To tie an Elk Hair Caddis, you will need a size 12-16 hook, an elk hair wing to simulate the natural insect, and dubbing for the body. For the dubbing, you may choose a color that corresponds to the natural caddisflies present in the stream you’re fishing.
Techniques to Fish Elk Hair Caddis
Once your Elk Hair Caddis is ready, cast it into the stream and let it drift naturally, mimicking the real insect. For added realism, you can also strip the fly slowly to make it appear like a swimming caddisfly.
5. Tungsten Surveyor: The All-Terrain Nymph
Last but certainly not least is the Tungsten Surveyor, a highly versatile nymph suitable for multiple fish species and various water conditions. This makes it a must-have in our list of top 5 summertime stream flies.
Versatility of Tungsten Surveyor
What sets the Tungsten Surveyor apart is its adaptability to different water conditions. Whether you’re fishing in clear or muddy waters, this fly can be your go-to choice.
Essentials for Tying a Tungsten Surveyor
To tie this useful fly, gather a size 12-16 hook, a tungsten bead for quick sinking, copper wire for added weight and flash, and dubbing. It’s recommended to choose a dubbing color that matches the bottom of the stream where you plan to fish.
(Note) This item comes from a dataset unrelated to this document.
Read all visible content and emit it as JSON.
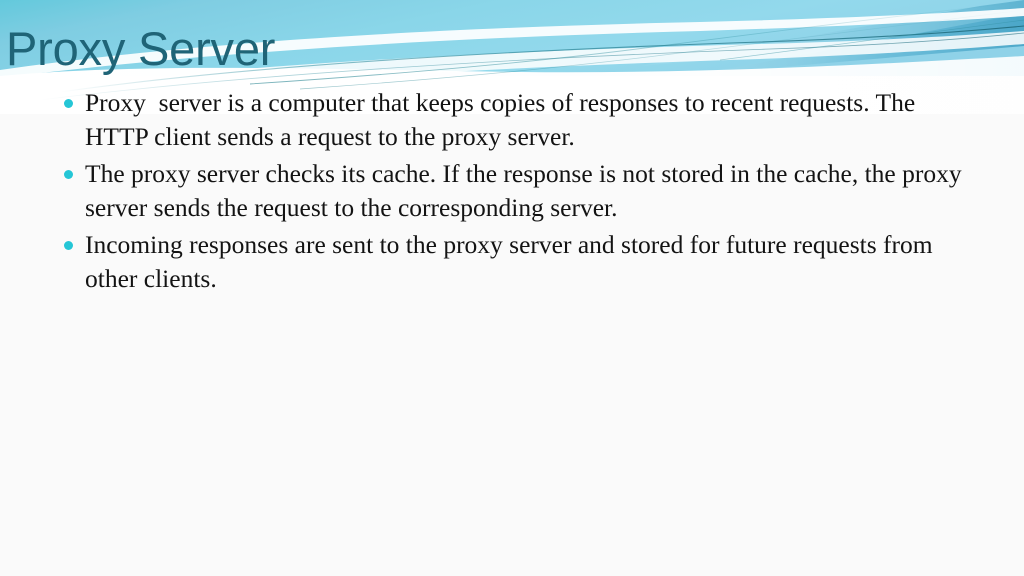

How to Fish the Tungsten Surveyor
Upon completing your Tungsten Surveyor, cast it into the stream, allowing it to sink to the bottom. You can employ various techniques such as dead drifting, slow stripping, or jigging to attract fish.
Conclusion: Making the Most of Your Summer Fly Fishing
To sum it up, summer offers an unparalleled fly fishing experience, but choosing the right flies is crucial for success. Our list of the top 5 summertime stream flies—Stimulator, Parachute Adams, Frenchie, Elk Hair Caddis, and Tungsten Surveyor—provides you with a diverse set of options that are proven to work wonders. Each of these flies has its unique attributes, making them invaluable tools for capturing different species in varying conditions.
So, as you gear up for this summer’s fly fishing adventures, remember to stock your fly box with these exemplary patterns. They’re not just flies; they’re your ticket to an unforgettable summer of fishing.
Whether you’re an experienced angler or a beginner looking to make the most of the season, these flies will undoubtedly enhance your chances of a bountiful catch. Happy fishing!